  1. Chen X, Zhang J & Chen C. (2011) Endocannabinoid 2-arachidonoylglycerol protects neurons against b-amyloid insults. Neuroscience 178:159-168. PMID: 21256197

 

  1. Yu T, Li Z, Jia Z, Clapcote SJ, Liu C, Li S, Asrar S, Pao A, Chen R, Fan N, Carattini-Rivera S, Bechard AR, Spring S, Henkelman RM, Stoica G, Matsui S-I, Nowak NJ, Roder JC, Chen C, Bradley A & Yu YE. (2010)  A mouse model of Down Syndrome trisomic for all human chromosome 21 syntenic regions.  Human Molecular Genetics 19:2780–2791. PMID: 20442137

 

  1. Chen C. (2010) COX-2’s new role in inflammation. Nature Chemical Biology 6: 401-402. PMID: 20479749

 

  1. Xu J, Chen R, Zhang J & Chen C. (2010) Endocannabinoids differentially modulate synaptic plasticity in rat hippocampal CA1 pyramidal neurons. PLoS ONE 5:e10306. PMID: 20421986

 

  1. Sang N, Zhang J & Chen C (2010) Anandamide potentiation of miniature spontaneous excitatory synaptic transmission is mediated via IP3 pathway. Neurochemistry International 56:590-596. PMID: 20064571

 

  1. Fan N, Yang H, Zhang J & Chen C. (2010) Reduced expression of glutamate receptors and phosphorylation of CREB are responsible for Δ9-THC-impaired hippocampal synaptic plasticity. Journal of Neurochemistry 112:691-702. PMID: 19912468

 

  1. Yang H, Zhang J, Breyer RM & Chen C. (2009) Altered hippocampal long-term synaptic plasticity in mice deficient in the PGE2 EP2 receptor.

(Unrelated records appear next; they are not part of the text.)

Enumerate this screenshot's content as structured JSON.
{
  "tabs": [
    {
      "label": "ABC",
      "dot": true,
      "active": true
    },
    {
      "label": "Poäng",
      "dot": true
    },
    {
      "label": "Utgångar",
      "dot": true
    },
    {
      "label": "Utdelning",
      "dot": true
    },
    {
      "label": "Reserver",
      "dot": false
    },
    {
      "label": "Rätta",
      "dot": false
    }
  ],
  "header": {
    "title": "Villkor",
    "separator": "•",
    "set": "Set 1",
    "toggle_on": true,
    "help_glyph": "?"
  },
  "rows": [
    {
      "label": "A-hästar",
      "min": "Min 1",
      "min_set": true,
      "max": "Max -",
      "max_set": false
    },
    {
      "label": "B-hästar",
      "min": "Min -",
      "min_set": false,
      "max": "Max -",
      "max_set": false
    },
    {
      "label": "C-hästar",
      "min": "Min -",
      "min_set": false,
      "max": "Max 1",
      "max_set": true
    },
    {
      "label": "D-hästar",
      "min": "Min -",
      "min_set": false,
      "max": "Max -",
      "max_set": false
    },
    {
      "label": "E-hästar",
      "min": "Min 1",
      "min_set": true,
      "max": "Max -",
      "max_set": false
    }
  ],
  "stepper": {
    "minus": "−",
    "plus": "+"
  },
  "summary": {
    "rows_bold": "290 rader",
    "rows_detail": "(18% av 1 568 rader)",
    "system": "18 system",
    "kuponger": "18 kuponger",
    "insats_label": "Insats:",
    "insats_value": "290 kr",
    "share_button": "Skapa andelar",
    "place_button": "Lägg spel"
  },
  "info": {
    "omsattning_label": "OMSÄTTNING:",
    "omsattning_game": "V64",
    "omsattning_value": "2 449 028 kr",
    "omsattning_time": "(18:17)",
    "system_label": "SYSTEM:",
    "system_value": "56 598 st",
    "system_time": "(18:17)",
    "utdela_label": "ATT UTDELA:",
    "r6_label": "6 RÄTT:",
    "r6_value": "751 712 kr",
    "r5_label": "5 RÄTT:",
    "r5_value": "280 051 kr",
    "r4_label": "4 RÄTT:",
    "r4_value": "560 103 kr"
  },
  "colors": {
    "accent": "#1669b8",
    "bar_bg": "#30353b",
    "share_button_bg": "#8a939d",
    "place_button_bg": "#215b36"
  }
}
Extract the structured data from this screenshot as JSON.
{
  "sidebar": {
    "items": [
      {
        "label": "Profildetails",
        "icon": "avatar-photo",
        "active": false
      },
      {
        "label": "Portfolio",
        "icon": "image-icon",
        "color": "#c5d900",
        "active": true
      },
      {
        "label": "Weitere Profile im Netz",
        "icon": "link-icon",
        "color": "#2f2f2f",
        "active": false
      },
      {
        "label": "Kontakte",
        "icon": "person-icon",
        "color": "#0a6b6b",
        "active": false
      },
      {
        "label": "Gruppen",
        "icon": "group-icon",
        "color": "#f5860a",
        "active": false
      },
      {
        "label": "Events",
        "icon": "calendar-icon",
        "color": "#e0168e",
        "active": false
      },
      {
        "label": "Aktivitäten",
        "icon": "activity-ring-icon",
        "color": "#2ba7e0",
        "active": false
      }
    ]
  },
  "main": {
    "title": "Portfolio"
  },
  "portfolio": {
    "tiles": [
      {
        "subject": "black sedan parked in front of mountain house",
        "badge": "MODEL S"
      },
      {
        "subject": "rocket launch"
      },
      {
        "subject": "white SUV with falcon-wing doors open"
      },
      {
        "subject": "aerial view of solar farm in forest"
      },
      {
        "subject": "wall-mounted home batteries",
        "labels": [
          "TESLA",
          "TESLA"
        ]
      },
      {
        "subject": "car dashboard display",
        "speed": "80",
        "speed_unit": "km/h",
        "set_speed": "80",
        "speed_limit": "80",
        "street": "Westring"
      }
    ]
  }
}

Journal of Neurochemistry 108:295-304. PMID: 19012750

 

  1. Grewal S, Defamie N, Zhang X, Gois SD, Shawki A, Mackenzie B, Chen C, Varoqui H & Erickson JD. (2009) SNAT2 amino-acid transporter is regulated by osmolytes of the SLC6 GABA transporter subfamily and may play no role in delivering glutamine for spontaneous glutamatergic transmission. Journal of Biological Chemistry 284:11224-11236. PMID: 19240036

 

  1. Zhang J & Chen C. (2008) Endocannabinoid 2-arachidonoylglycerol protects neurons by limiting COX-2 elevation. Journal of Biological Chemistry 283: 22601–22611. PMID: 18534982

 

  1. Yang H & Chen C. (2008) COX-2 in synaptic signaling. Current Pharmaceutical Design 14: 1443-1451. PMID: 18537667

 

  1. Yang H, Zhang J, Andreasson K & Chen C. (2008) COX-2 Oxidative metabolism of endocannabinoids augments hippocampal synaptic plasticity. Molecular and Cellular Neuroscience 37: 682-695. PMID: 18295507